== Work task ==
Print all the entries verbatim.

== Given information ==
-- -- --

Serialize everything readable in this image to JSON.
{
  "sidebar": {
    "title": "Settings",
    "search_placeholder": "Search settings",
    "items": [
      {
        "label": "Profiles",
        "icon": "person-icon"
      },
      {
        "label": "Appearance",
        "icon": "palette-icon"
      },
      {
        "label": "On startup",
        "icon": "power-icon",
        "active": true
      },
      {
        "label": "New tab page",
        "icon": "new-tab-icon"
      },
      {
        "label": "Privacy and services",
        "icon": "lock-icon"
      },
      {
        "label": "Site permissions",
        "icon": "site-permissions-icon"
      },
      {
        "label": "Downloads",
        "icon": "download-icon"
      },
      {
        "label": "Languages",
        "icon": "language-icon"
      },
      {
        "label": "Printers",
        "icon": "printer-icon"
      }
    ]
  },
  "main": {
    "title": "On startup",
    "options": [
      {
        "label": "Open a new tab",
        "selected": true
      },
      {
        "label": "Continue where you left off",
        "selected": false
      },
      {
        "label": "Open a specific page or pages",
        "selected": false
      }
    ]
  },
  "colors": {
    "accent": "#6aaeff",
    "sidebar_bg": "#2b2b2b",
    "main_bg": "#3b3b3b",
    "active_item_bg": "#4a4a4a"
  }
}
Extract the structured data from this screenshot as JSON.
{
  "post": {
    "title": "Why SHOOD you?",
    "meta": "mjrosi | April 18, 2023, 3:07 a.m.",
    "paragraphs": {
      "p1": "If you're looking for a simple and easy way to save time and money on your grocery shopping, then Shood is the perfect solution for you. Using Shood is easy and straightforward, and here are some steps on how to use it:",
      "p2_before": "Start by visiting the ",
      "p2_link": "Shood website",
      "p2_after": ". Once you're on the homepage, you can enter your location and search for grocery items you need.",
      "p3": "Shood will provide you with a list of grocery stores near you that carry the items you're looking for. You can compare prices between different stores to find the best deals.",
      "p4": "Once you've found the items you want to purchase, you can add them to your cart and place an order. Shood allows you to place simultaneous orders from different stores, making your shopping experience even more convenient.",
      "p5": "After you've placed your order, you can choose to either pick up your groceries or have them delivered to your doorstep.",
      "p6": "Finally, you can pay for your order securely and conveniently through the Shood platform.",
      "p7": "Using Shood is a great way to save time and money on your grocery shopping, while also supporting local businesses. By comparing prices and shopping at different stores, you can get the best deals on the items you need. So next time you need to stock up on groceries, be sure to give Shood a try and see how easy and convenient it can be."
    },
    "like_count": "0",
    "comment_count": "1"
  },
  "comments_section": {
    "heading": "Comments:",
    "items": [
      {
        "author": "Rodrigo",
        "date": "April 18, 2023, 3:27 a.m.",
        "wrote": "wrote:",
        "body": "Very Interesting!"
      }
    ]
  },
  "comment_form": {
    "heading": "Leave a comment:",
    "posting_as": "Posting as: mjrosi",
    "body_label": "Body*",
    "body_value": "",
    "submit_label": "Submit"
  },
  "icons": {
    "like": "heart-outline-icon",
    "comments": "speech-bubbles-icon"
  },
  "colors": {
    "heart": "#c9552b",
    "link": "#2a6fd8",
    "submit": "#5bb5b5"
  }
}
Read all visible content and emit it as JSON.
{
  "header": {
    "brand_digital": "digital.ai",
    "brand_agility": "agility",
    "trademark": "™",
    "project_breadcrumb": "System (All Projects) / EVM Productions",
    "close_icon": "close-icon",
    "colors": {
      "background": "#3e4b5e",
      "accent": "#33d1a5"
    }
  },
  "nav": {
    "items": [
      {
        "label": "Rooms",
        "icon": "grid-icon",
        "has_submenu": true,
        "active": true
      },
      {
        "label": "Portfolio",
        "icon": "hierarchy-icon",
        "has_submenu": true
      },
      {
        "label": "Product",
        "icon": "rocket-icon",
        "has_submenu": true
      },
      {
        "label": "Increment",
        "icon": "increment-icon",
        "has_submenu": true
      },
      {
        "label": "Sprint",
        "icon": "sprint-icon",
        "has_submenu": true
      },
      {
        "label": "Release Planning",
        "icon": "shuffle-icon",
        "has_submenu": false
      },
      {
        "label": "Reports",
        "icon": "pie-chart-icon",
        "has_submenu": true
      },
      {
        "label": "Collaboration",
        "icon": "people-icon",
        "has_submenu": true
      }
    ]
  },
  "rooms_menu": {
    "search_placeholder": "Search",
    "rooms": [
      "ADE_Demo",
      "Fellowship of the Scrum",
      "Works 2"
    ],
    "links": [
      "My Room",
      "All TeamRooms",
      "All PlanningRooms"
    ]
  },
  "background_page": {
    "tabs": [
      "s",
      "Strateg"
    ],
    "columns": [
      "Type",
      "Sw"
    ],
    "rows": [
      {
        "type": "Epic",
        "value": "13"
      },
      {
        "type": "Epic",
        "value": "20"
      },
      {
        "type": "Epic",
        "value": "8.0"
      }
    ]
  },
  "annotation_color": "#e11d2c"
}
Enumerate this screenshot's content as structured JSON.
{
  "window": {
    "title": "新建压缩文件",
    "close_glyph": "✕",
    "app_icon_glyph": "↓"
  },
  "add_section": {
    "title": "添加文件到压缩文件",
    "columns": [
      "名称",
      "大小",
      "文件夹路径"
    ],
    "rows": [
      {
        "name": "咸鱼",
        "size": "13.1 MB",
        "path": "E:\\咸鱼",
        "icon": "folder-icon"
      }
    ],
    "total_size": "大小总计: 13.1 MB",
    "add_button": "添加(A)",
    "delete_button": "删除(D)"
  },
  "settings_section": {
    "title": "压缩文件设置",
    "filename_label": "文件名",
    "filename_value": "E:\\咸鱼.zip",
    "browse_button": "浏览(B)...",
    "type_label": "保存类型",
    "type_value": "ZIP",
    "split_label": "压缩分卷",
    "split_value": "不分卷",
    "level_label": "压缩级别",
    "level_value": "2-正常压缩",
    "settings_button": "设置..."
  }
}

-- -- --

== Your response ==
Serialize everything readable in this image to JSON.
{
  "sidebar": {
    "title": "Settings",
    "search_placeholder": "Search settings",
    "items": [
      {
        "label": "Profiles",
        "icon": "person-icon"
      },
      {
        "label": "Appearance",
        "icon": "palette-icon"
      },
      {
        "label": "On startup",
        "icon": "power-icon",
        "active": true
      },
      {
        "label": "New tab page",
        "icon": "new-tab-icon"
      },
      {
        "label": "Privacy and services",
        "icon": "lock-icon"
      },
      {
        "label": "Site permissions",
        "icon": "site-permissions-icon"
      },
      {
        "label": "Downloads",
        "icon": "download-icon"
      },
      {
        "label": "Languages",
        "icon": "language-icon"
      },
      {
        "label": "Printers",
        "icon": "printer-icon"
      }
    ]
  },
  "main": {
    "title": "On startup",
    "options": [
      {
        "label": "Open a new tab",
        "selected": true
      },
      {
        "label": "Continue where you left off",
        "selected": false
      },
      {
        "label": "Open a specific page or pages",
        "selected": false
      }
    ]
  },
  "colors": {
    "accent": "#6aaeff",
    "sidebar_bg": "#2b2b2b",
    "main_bg": "#3b3b3b",
    "active_item_bg": "#4a4a4a"
  }
}
Extract the structured data from this screenshot as JSON.
{
  "post": {
    "title": "Why SHOOD you?",
    "meta": "mjrosi | April 18, 2023, 3:07 a.m.",
    "paragraphs": {
      "p1": "If you're looking for a simple and easy way to save time and money on your grocery shopping, then Shood is the perfect solution for you. Using Shood is easy and straightforward, and here are some steps on how to use it:",
      "p2_before": "Start by visiting the ",
      "p2_link": "Shood website",
      "p2_after": ". Once you're on the homepage, you can enter your location and search for grocery items you need.",
      "p3": "Shood will provide you with a list of grocery stores near you that carry the items you're looking for. You can compare prices between different stores to find the best deals.",
      "p4": "Once you've found the items you want to purchase, you can add them to your cart and place an order. Shood allows you to place simultaneous orders from different stores, making your shopping experience even more convenient.",
      "p5": "After you've placed your order, you can choose to either pick up your groceries or have them delivered to your doorstep.",
      "p6": "Finally, you can pay for your order securely and conveniently through the Shood platform.",
      "p7": "Using Shood is a great way to save time and money on your grocery shopping, while also supporting local businesses. By comparing prices and shopping at different stores, you can get the best deals on the items you need. So next time you need to stock up on groceries, be sure to give Shood a try and see how easy and convenient it can be."
    },
    "like_count": "0",
    "comment_count": "1"
  },
  "comments_section": {
    "heading": "Comments:",
    "items": [
      {
        "author": "Rodrigo",
        "date": "April 18, 2023, 3:27 a.m.",
        "wrote": "wrote:",
        "body": "Very Interesting!"
      }
    ]
  },
  "comment_form": {
    "heading": "Leave a comment:",
    "posting_as": "Posting as: mjrosi",
    "body_label": "Body*",
    "body_value": "",
    "submit_label": "Submit"
  },
  "icons": {
    "like": "heart-outline-icon",
    "comments": "speech-bubbles-icon"
  },
  "colors": {
    "heart": "#c9552b",
    "link": "#2a6fd8",
    "submit": "#5bb5b5"
  }
}
Read all visible content and emit it as JSON.
{
  "header": {
    "brand_digital": "digital.ai",
    "brand_agility": "agility",
    "trademark": "™",
    "project_breadcrumb": "System (All Projects) / EVM Productions",
    "close_icon": "close-icon",
    "colors": {
      "background": "#3e4b5e",
      "accent": "#33d1a5"
    }
  },
  "nav": {
    "items": [
      {
        "label": "Rooms",
        "icon": "grid-icon",
        "has_submenu": true,
        "active": true
      },
      {
        "label": "Portfolio",
        "icon": "hierarchy-icon",
        "has_submenu": true
      },
      {
        "label": "Product",
        "icon": "rocket-icon",
        "has_submenu": true
      },
      {
        "label": "Increment",
        "icon": "increment-icon",
        "has_submenu": true
      },
      {
        "label": "Sprint",
        "icon": "sprint-icon",
        "has_submenu": true
      },
      {
        "label": "Release Planning",
        "icon": "shuffle-icon",
        "has_submenu": false
      },
      {
        "label": "Reports",
        "icon": "pie-chart-icon",
        "has_submenu": true
      },
      {
        "label": "Collaboration",
        "icon": "people-icon",
        "has_submenu": true
      }
    ]
  },
  "rooms_menu": {
    "search_placeholder": "Search",
    "rooms": [
      "ADE_Demo",
      "Fellowship of the Scrum",
      "Works 2"
    ],
    "links": [
      "My Room",
      "All TeamRooms",
      "All PlanningRooms"
    ]
  },
  "background_page": {
    "tabs": [
      "s",
      "Strateg"
    ],
    "columns": [
      "Type",
      "Sw"
    ],
    "rows": [
      {
        "type": "Epic",
        "value": "13"
      },
      {
        "type": "Epic",
        "value": "20"
      },
      {
        "type": "Epic",
        "value": "8.0"
      }
    ]
  },
  "annotation_color": "#e11d2c"
}
Enumerate this screenshot's content as structured JSON.
{
  "window": {
    "title": "新建压缩文件",
    "close_glyph": "✕",
    "app_icon_glyph": "↓"
  },
  "add_section": {
    "title": "添加文件到压缩文件",
    "columns": [
      "名称",
      "大小",
      "文件夹路径"
    ],
    "rows": [
      {
        "name": "咸鱼",
        "size": "13.1 MB",
        "path": "E:\\咸鱼",
        "icon": "folder-icon"
      }
    ],
    "total_size": "大小总计: 13.1 MB",
    "add_button": "添加(A)",
    "delete_button": "删除(D)"
  },
  "settings_section": {
    "title": "压缩文件设置",
    "filename_label": "文件名",
    "filename_value": "E:\\咸鱼.zip",
    "browse_button": "浏览(B)...",
    "type_label": "保存类型",
    "type_value": "ZIP",
    "split_label": "压缩分卷",
    "split_value": "不分卷",
    "level_label": "压缩级别",
    "level_value": "2-正常压缩",
    "settings_button": "设置..."
  }
}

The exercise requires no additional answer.